The burglar known as “white boy” cut a hole in the roof of a Virginia gun store last July and took 40 weapons. Within a month, some of those guns began showing up on the streets of Baltimore, 100 miles away, says the Baltimore Sun. “Most of those guns on the street are stolen from somewhere,” said Sgt. Richard Willard of Baltimore’s police gun task force. “These guys need an outlet to sell their guns.” Almost half of the guns used in Maryland crimes in 2007 came from outside the state — a fact experts attribute to Maryland’s tough gun control laws. That makes Maryland one of the largest importers of guns that are recovered by police at crime scenes, according to the Brady Center to Prevent Gun Violence.

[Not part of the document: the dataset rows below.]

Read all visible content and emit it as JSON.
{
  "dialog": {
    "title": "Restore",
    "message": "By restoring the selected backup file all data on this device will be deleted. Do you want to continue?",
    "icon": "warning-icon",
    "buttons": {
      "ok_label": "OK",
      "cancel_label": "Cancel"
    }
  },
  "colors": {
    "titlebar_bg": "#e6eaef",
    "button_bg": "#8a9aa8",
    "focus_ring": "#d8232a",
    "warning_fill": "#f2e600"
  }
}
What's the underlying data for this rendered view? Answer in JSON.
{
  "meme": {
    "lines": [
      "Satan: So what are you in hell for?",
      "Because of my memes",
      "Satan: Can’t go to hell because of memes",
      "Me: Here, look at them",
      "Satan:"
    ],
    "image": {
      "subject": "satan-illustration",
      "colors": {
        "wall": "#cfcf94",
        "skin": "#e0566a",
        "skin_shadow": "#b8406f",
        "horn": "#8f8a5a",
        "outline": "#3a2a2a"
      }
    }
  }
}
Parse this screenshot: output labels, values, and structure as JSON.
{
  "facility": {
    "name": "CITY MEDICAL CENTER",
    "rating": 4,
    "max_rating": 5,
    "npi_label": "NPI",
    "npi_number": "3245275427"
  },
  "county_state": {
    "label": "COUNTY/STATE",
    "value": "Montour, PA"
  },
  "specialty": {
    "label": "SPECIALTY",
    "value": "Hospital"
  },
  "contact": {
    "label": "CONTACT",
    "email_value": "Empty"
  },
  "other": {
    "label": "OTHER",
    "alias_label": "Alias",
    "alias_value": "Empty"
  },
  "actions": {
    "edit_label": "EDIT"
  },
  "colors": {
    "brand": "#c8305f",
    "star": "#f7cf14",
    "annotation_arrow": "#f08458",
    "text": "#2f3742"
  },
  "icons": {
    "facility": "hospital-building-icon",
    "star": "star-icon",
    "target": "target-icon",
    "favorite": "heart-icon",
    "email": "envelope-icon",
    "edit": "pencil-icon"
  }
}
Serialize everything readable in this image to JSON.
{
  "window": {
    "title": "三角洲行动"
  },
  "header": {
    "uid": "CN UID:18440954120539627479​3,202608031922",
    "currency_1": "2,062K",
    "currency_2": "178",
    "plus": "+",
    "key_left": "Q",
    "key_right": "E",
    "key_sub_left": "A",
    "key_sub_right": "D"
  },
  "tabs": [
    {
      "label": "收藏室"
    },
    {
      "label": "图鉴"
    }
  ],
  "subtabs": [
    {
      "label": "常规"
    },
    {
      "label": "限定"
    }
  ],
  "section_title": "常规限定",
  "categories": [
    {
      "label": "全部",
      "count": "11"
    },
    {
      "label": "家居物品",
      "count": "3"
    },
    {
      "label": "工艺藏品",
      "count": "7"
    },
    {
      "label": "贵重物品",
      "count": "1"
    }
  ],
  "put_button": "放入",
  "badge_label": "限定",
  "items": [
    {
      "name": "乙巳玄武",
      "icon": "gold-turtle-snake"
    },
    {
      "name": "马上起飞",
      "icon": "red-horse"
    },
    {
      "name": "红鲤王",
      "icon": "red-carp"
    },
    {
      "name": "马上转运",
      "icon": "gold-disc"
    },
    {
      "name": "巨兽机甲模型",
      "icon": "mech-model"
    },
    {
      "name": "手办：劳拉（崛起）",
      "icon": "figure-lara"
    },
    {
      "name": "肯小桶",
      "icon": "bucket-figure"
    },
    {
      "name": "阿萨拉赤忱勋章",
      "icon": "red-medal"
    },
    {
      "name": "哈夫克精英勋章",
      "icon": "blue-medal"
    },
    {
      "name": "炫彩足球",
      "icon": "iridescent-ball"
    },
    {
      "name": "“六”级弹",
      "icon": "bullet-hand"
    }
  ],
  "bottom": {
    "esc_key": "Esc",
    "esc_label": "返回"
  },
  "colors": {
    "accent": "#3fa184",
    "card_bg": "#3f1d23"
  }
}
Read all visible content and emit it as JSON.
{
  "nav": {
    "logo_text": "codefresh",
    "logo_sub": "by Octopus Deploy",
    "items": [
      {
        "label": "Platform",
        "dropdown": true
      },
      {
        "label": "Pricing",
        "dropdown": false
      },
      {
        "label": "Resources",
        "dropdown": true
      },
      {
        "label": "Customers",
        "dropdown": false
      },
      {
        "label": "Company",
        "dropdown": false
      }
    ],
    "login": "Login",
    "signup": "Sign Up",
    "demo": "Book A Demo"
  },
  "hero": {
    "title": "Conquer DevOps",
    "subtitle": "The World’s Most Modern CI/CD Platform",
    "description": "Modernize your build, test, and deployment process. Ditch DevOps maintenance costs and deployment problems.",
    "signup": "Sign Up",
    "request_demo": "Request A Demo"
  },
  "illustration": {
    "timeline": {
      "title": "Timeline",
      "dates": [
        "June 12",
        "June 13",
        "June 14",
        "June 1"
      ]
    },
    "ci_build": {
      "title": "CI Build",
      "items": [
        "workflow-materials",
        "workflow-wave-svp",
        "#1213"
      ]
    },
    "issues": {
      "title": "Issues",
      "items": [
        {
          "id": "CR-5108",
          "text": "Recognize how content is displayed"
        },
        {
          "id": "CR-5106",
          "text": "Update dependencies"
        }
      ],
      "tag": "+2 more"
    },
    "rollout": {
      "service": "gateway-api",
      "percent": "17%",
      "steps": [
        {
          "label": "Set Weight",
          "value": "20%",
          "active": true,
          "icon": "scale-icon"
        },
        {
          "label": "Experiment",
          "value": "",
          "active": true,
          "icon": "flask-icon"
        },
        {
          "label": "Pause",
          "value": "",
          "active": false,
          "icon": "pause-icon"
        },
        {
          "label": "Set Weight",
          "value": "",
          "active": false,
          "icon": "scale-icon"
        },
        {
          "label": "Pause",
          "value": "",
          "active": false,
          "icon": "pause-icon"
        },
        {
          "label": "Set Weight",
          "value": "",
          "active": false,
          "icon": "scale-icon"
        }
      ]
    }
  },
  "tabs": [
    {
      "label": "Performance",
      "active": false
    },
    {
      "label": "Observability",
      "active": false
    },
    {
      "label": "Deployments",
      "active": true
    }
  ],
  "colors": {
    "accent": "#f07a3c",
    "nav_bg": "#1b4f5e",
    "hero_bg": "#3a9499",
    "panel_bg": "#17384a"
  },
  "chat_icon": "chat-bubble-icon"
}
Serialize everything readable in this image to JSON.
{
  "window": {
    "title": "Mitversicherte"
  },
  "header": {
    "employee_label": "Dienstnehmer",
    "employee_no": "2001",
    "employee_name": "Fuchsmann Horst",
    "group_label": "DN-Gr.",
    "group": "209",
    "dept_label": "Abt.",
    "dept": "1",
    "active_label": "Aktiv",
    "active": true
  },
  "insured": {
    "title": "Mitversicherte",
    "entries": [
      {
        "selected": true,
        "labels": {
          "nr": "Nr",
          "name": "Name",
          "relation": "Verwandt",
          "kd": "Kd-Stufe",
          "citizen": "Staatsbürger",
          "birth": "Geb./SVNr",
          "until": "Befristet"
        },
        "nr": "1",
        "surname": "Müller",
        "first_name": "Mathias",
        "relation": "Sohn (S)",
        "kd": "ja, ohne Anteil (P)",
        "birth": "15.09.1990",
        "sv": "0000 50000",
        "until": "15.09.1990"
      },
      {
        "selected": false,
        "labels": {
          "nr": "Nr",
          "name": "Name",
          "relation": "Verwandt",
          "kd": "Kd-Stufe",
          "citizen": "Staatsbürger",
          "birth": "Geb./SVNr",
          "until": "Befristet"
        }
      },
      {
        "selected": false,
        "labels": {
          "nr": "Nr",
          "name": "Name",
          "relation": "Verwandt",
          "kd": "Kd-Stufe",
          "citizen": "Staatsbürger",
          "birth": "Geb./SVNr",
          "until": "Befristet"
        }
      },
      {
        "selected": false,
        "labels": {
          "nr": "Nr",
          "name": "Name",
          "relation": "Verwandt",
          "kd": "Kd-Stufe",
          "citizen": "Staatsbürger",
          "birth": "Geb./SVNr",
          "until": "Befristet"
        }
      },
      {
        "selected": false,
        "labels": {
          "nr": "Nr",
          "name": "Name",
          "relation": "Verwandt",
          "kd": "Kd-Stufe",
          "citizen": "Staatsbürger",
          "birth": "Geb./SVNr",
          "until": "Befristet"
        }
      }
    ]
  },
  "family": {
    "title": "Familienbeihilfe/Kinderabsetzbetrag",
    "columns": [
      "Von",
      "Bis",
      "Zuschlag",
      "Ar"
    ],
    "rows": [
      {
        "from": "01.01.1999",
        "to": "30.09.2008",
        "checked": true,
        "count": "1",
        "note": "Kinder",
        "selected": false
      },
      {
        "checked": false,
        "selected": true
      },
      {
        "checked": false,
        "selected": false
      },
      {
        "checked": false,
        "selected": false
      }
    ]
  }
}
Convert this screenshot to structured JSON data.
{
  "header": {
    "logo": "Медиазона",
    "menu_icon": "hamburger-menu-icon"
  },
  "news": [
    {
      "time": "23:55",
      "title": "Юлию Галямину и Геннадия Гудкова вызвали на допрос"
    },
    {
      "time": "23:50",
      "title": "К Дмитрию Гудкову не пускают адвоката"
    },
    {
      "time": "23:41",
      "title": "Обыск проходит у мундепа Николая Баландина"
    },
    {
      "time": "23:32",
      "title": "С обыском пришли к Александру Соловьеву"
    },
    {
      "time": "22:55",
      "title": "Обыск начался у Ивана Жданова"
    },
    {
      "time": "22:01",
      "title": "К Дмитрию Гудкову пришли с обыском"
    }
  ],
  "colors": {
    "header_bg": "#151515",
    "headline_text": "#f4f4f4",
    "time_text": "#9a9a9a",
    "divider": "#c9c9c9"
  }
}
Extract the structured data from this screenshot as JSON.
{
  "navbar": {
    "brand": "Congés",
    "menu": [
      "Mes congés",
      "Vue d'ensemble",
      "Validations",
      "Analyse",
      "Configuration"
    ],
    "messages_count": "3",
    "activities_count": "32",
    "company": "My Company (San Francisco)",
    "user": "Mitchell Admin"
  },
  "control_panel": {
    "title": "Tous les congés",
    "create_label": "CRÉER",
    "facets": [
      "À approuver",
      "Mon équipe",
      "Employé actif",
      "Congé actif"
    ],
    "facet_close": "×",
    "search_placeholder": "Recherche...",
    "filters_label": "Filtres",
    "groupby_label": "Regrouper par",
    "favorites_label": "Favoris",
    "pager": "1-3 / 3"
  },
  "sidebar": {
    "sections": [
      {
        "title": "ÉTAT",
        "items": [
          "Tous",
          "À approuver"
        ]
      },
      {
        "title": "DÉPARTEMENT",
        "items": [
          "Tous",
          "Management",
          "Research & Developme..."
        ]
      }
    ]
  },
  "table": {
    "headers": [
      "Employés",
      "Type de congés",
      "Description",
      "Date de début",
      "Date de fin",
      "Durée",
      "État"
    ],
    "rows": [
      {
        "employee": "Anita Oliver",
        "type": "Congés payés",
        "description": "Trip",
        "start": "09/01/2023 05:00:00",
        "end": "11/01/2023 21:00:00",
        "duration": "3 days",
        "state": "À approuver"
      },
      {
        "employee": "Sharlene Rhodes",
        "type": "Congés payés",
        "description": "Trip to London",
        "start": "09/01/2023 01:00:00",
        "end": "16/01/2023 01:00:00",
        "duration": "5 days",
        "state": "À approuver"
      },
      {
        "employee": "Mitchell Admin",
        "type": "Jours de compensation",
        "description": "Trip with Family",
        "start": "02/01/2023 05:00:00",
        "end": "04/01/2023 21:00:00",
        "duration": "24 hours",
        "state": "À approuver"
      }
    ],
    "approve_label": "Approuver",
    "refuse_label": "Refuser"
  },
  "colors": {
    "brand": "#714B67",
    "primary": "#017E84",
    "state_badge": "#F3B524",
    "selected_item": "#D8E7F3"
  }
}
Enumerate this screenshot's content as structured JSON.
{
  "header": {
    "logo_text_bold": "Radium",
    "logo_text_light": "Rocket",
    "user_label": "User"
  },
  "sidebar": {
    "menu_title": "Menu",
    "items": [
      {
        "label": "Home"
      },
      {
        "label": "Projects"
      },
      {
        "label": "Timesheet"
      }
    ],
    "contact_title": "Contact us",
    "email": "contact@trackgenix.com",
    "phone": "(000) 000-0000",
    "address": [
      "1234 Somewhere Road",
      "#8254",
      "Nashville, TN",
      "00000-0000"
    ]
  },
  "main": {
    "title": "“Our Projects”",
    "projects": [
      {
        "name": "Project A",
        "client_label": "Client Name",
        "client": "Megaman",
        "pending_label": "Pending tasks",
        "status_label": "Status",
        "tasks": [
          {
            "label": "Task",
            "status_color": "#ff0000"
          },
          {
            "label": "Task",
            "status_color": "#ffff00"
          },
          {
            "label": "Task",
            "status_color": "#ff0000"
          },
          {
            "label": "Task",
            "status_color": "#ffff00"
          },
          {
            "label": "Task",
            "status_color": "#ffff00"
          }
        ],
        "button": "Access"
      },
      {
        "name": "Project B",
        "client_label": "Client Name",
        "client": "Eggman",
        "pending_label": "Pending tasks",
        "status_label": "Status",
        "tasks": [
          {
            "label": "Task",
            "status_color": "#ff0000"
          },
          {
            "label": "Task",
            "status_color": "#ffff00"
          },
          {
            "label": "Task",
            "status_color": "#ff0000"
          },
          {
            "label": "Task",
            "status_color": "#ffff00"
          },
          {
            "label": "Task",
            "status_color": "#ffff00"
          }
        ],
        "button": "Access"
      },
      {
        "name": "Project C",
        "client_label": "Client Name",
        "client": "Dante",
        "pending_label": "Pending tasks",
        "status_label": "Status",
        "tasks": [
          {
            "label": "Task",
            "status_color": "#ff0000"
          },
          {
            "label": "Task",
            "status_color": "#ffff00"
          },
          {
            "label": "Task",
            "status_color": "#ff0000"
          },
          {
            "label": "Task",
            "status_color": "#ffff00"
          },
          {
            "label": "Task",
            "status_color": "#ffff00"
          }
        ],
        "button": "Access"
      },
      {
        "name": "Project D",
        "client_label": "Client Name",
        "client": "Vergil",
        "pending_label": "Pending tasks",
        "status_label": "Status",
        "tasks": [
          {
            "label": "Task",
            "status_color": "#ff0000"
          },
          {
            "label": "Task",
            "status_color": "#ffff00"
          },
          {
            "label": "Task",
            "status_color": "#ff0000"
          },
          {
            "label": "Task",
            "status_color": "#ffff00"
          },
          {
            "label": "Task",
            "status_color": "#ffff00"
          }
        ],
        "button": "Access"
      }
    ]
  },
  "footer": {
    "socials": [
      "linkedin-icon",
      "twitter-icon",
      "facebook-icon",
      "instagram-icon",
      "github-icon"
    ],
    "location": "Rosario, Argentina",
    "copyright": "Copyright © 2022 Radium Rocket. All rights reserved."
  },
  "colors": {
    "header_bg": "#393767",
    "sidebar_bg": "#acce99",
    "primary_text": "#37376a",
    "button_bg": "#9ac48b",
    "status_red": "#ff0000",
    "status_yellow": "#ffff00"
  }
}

Jens Ludwig, a University of Chicago professor who studies illegal gun markets, thinks policymakers need to focus on enforcement rather than legislation. “The state borders are porous,” Ludwig said. “It is hard to regulate your way out of it. You are an island of tight gun control in an ocean of lax laws.” U.S. Attorney Rod Rosenstein says, “There is not one big warehouse in Tennessee that we can shut down and solve the problem. They are coming from a lot of small sources.” The people who buy and sell guns on the illicit market tend to be sophisticated and hard to catch, said Daniel Webster of the Johns Hopkins Center for Gun Policy and Research. His work has shown that there is broad awareness among criminals that police do ballistic traces on weapons, which makes them reluctant to purchase a used gun from anyone they don’t trust. Webster has been advising Baltimore to focus on suppressing demand for weapons. “The most cost-effective way of reducing gun violence is to focus on illegal possession of guns and making that a very risky thing to do,” he said.